In the OT, debar Jahweh often involves the actual, physical voicing of God's message. The Word of God is not something that is written down or studied, but something that is spoken, heard and responded to. After all, we are talking about a largely oral culture, especially in the OT's case.
In prophetic settings, for example, the person is inspired by the Spirit of God and then either uses their mouth/tongue to speak the word of God (e.g. 2 Sam 23, Num 24), or they hear a voice that is the word of God (e.g. 1 Sam 3, Jeremiah 1:11, Amos 8:2). In these cases, dabar is something that is very dynamic, intimate, personal, i.e. founded on the unique relationship of God's Spirit to a particular person. This person's word conveys the Word of God, which is experienced as truth by the hearer.
As Mediterranean culture became more literary, the understanding of the "word" changed. Thus, in Hellenistic times, there are sources that speak of the actual corpus of inspired writings as the "word". For example, the NT refers to the Septuagint as as a human word (λόγοι Ήσαΐου, Jn 13.38, Lk 3.4) and also the word of God (λόγος Θεού, Mk 7.13; Jn 10.35; 2 Pet 3.5-7). Even in the NT, though, there is still a heavy emphasis on how the Word of God must be vocally proclaimed, heard and responded to. Proclaiming the Word of God includes reading aloud the writings of the Septuagint, but, even more than that, preaching the Gospel of Christ.
As others mentioned, St. John's Gospel goes to great lengths to explain how Jesus himself -- his very person -- is THE Word of God, something which St. Ignatius picks up on in Magnesians 8.2. From then on out, most Christians regularly speak of Jesus as the λόγος. By the time of the great fourth century fathers, it was more common to call Jesus the λόγος than it was to call him Jesus.
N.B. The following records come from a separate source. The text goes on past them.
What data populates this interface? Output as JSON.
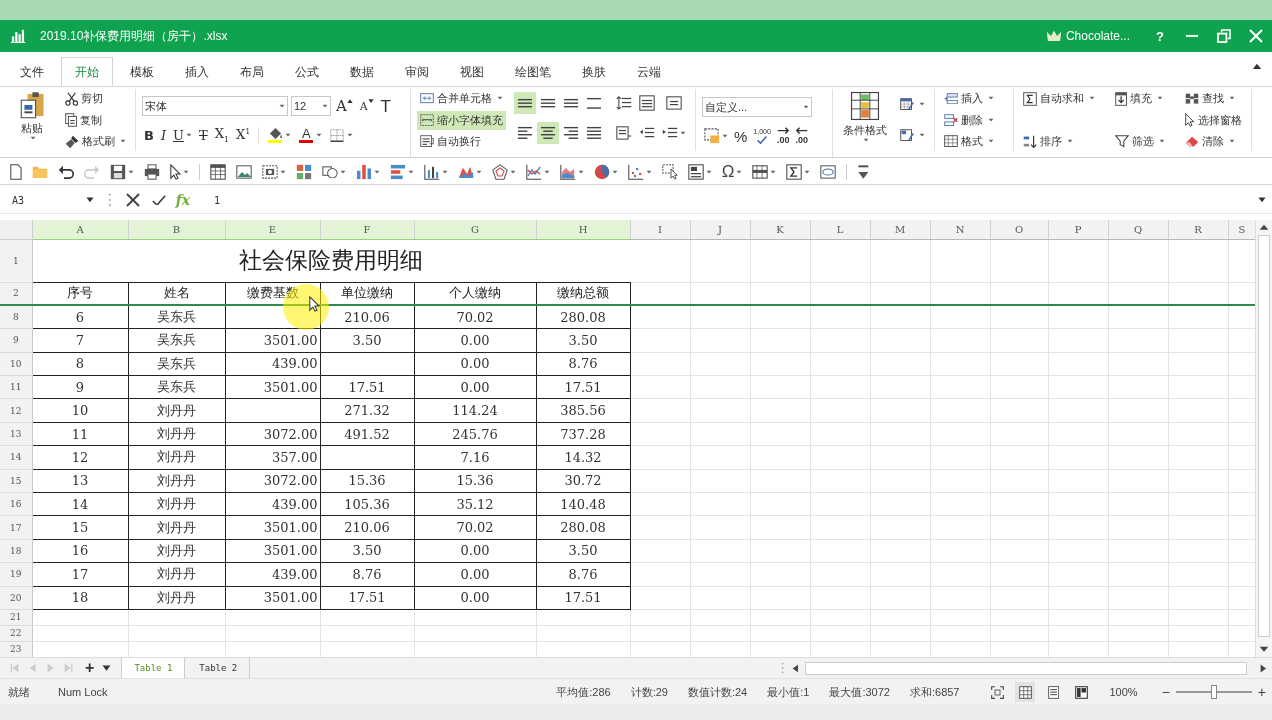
{
  "title_bar": {
    "title": "2019.10补保费用明细（房干）.xlsx",
    "user": "Chocolate...",
    "help": "?"
  },
  "menu": [
    {
      "label": "文件",
      "selected": false
    },
    {
      "label": "开始",
      "selected": true
    },
    {
      "label": "模板",
      "selected": false
    },
    {
      "label": "插入",
      "selected": false
    },
    {
      "label": "布局",
      "selected": false
    },
    {
      "label": "公式",
      "selected": false
    },
    {
      "label": "数据",
      "selected": false
    },
    {
      "label": "审阅",
      "selected": false
    },
    {
      "label": "视图",
      "selected": false
    },
    {
      "label": "绘图笔",
      "selected": false
    },
    {
      "label": "换肤",
      "selected": false
    },
    {
      "label": "云端",
      "selected": false
    }
  ],
  "ribbon": {
    "clipboard": {
      "paste": "粘贴",
      "items": [
        {
          "label": "剪切",
          "dropdown": false
        },
        {
          "label": "复制",
          "dropdown": false
        },
        {
          "label": "格式刷",
          "dropdown": true
        }
      ]
    },
    "font": {
      "family": "宋体",
      "size": "12",
      "size_buttons": [
        {
          "kind": "grow",
          "label": "A"
        },
        {
          "kind": "shrink",
          "label": "A"
        },
        {
          "kind": "clear",
          "label": "T"
        }
      ],
      "format_buttons": [
        {
          "label": "B",
          "dropdown": false
        },
        {
          "label": "I",
          "dropdown": false
        },
        {
          "label": "U",
          "dropdown": true
        },
        {
          "label": "T",
          "dropdown": false
        },
        {
          "label": "X$_{1}$",
          "dropdown": false
        },
        {
          "label": "X$^{1}$",
          "dropdown": false
        }
      ],
      "color_buttons": [
        {
          "kind": "fill",
          "color": "#ffff00",
          "dropdown": true
        },
        {
          "kind": "font-color",
          "label": "A",
          "color": "#e00000",
          "dropdown": true
        },
        {
          "kind": "borders",
          "dropdown": true
        }
      ]
    },
    "alignment": {
      "merge_buttons": [
        {
          "label": "合并单元格",
          "dropdown": true,
          "selected": false
        },
        {
          "label": "缩小字体填充",
          "dropdown": false,
          "selected": true
        },
        {
          "label": "自动换行",
          "dropdown": false,
          "selected": false
        }
      ],
      "align_buttons": [
        {
          "selected": true
        },
        {
          "selected": false
        },
        {
          "selected": false
        },
        {
          "selected": false
        },
        {
          "selected": false
        },
        {
          "selected": true
        },
        {
          "selected": false
        },
        {
          "selected": false
        }
      ],
      "extra_buttons": [
        {
          "dropdown": false
        },
        {
          "dropdown": false
        },
        {
          "dropdown": false
        },
        {
          "dropdown": false
        },
        {
          "dropdown": false
        },
        {
          "dropdown": true
        }
      ]
    },
    "number": {
      "format": "自定义...",
      "buttons": [
        {
          "kind": "currency",
          "dropdown": true
        },
        {
          "kind": "percent",
          "label": "%",
          "dropdown": false
        },
        {
          "kind": "thousands",
          "label": "1,000",
          "dropdown": false
        },
        {
          "kind": "increase-decimal",
          "label": ".00",
          "dropdown": false
        },
        {
          "kind": "decrease-decimal",
          "label": ".00",
          "dropdown": false
        }
      ]
    },
    "styles": {
      "conditional": "条件格式",
      "buttons": [
        {
          "dropdown": true
        },
        {
          "dropdown": true
        }
      ]
    },
    "cells": [
      {
        "label": "插入",
        "dropdown": true
      },
      {
        "label": "删除",
        "dropdown": true
      },
      {
        "label": "格式",
        "dropdown": true
      }
    ],
    "editing": [
      [
        {
          "label": "自动求和",
          "dropdown": true
        },
        {
          "label": "排序",
          "dropdown": true
        }
      ],
      [
        {
          "label": "填充",
          "dropdown": true
        },
        {
          "label": "筛选",
          "dropdown": true
        }
      ],
      [
        {
          "label": "查找",
          "dropdown": true
        },
        {
          "label": "选择窗格",
          "dropdown": false
        },
        {
          "label": "清除",
          "dropdown": true
        }
      ]
    ]
  },
  "quick_toolbar": [
    {
      "kind": "button",
      "dropdown": false,
      "disabled": false
    },
    {
      "kind": "button",
      "dropdown": false,
      "disabled": false
    },
    {
      "kind": "button",
      "dropdown": false,
      "disabled": false
    },
    {
      "kind": "button",
      "dropdown": false,
      "disabled": true
    },
    {
      "kind": "button",
      "dropdown": true,
      "disabled": false
    },
    {
      "kind": "button",
      "dropdown": false,
      "disabled": false
    },
    {
      "kind": "button",
      "dropdown": true,
      "disabled": false
    },
    {
      "kind": "separator"
    },
    {
      "kind": "button",
      "dropdown": false,
      "disabled": false
    },
    {
      "kind": "button",
      "dropdown": false,
      "disabled": false
    },
    {
      "kind": "button",
      "dropdown": true,
      "disabled": false
    },
    {
      "kind": "button",
      "dropdown": false,
      "disabled": false
    },
    {
      "kind": "button",
      "dropdown": true,
      "disabled": false
    },
    {
      "kind": "button",
      "dropdown": true,
      "disabled": false
    },
    {
      "kind": "button",
      "dropdown": true,
      "disabled": false
    },
    {
      "kind": "button",
      "dropdown": true,
      "disabled": false
    },
    {
      "kind": "button",
      "dropdown": true,
      "disabled": false
    },
    {
      "kind": "button",
      "dropdown": true,
      "disabled": false
    },
    {
      "kind": "button",
      "dropdown": true,
      "disabled": false
    },
    {
      "kind": "button",
      "dropdown": true,
      "disabled": false
    },
    {
      "kind": "button",
      "dropdown": true,
      "disabled": false
    },
    {
      "kind": "button",
      "dropdown": true,
      "disabled": false
    },
    {
      "kind": "button",
      "dropdown": false,
      "disabled": false
    },
    {
      "kind": "button",
      "dropdown": true,
      "disabled": false
    },
    {
      "kind": "symbol",
      "label": "Ω",
      "dropdown": true,
      "disabled": false
    },
    {
      "kind": "button",
      "dropdown": true,
      "disabled": false
    },
    {
      "kind": "button",
      "dropdown": true,
      "disabled": false
    },
    {
      "kind": "button",
      "dropdown": false,
      "disabled": false
    },
    {
      "kind": "separator"
    },
    {
      "kind": "button",
      "dropdown": false,
      "disabled": false
    }
  ],
  "formula_bar": {
    "cell": "A3",
    "function_label": "fx",
    "value": "1"
  },
  "sheet": {
    "columns": [
      {
        "label": "A",
        "highlighted": true
      },
      {
        "label": "B",
        "highlighted": true
      },
      {
        "label": "E",
        "highlighted": true
      },
      {
        "label": "F",
        "highlighted": true
      },
      {
        "label": "G",
        "highlighted": true
      },
      {
        "label": "H",
        "highlighted": true
      },
      {
        "label": "I",
        "highlighted": false
      },
      {
        "label": "J",
        "highlighted": false
      },
      {
        "label": "K",
        "highlighted": false
      },
      {
        "label": "L",
        "highlighted": false
      },
      {
        "label": "M",
        "highlighted": false
      },
      {
        "label": "N",
        "highlighted": false
      },
      {
        "label": "O",
        "highlighted": false
      },
      {
        "label": "P",
        "highlighted": false
      },
      {
        "label": "Q",
        "highlighted": false
      },
      {
        "label": "R",
        "highlighted": false
      },
      {
        "label": "S",
        "highlighted": false
      }
    ],
    "title_row": {
      "header": "1",
      "title": "社会保险费用明细"
    },
    "header_row": {
      "header": "2",
      "cells": [
        "序号",
        "姓名",
        "缴费基数",
        "单位缴纳",
        "个人缴纳",
        "缴纳总额"
      ]
    },
    "rows": [
      {
        "header": "8",
        "cells": [
          "6",
          "吴东兵",
          null,
          "210.06",
          "70.02",
          "280.08"
        ]
      },
      {
        "header": "9",
        "cells": [
          "7",
          "吴东兵",
          "3501.00",
          "3.50",
          "0.00",
          "3.50"
        ]
      },
      {
        "header": "10",
        "cells": [
          "8",
          "吴东兵",
          "439.00",
          null,
          "0.00",
          "8.76"
        ]
      },
      {
        "header": "11",
        "cells": [
          "9",
          "吴东兵",
          "3501.00",
          "17.51",
          "0.00",
          "17.51"
        ]
      },
      {
        "header": "12",
        "cells": [
          "10",
          "刘丹丹",
          null,
          "271.32",
          "114.24",
          "385.56"
        ]
      },
      {
        "header": "13",
        "cells": [
          "11",
          "刘丹丹",
          "3072.00",
          "491.52",
          "245.76",
          "737.28"
        ]
      },
      {
        "header": "14",
        "cells": [
          "12",
          "刘丹丹",
          "357.00",
          null,
          "7.16",
          "14.32"
        ]
      },
      {
        "header": "15",
        "cells": [
          "13",
          "刘丹丹",
          "3072.00",
          "15.36",
          "15.36",
          "30.72"
        ]
      },
      {
        "header": "16",
        "cells": [
          "14",
          "刘丹丹",
          "439.00",
          "105.36",
          "35.12",
          "140.48"
        ]
      },
      {
        "header": "17",
        "cells": [
          "15",
          "刘丹丹",
          "3501.00",
          "210.06",
          "70.02",
          "280.08"
        ]
      },
      {
        "header": "18",
        "cells": [
          "16",
          "刘丹丹",
          "3501.00",
          "3.50",
          "0.00",
          "3.50"
        ]
      },
      {
        "header": "19",
        "cells": [
          "17",
          "刘丹丹",
          "439.00",
          "8.76",
          "0.00",
          "8.76"
        ]
      },
      {
        "header": "20",
        "cells": [
          "18",
          "刘丹丹",
          "3501.00",
          "17.51",
          "0.00",
          "17.51"
        ]
      }
    ],
    "empty_rows": [
      "21",
      "22",
      "23"
    ],
    "frozen": true
  },
  "pointer": {
    "highlight": true
  },
  "sheet_tabs": {
    "add": "+",
    "tabs": [
      {
        "label": "Table 1",
        "selected": true
      },
      {
        "label": "Table 2",
        "selected": false
      }
    ]
  },
  "status_bar": {
    "mode": "就绪",
    "num_lock": "Num Lock",
    "stats": [
      "平均值:286",
      "计数:29",
      "数值计数:24",
      "最小值:1",
      "最大值:3072",
      "求和:6857"
    ],
    "views": [
      {
        "selected": false
      },
      {
        "selected": true
      },
      {
        "selected": false
      },
      {
        "selected": false
      }
    ],
    "zoom": "100%",
    "zoom_out": "−",
    "zoom_in": "+",
    "zoom_slider": {
      "level": 0.5
    }
  }
}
Just think of the title of St. Athanasius' famous tome. It's On the Incarnation of the Word -- not On the Incarnation of Jesus.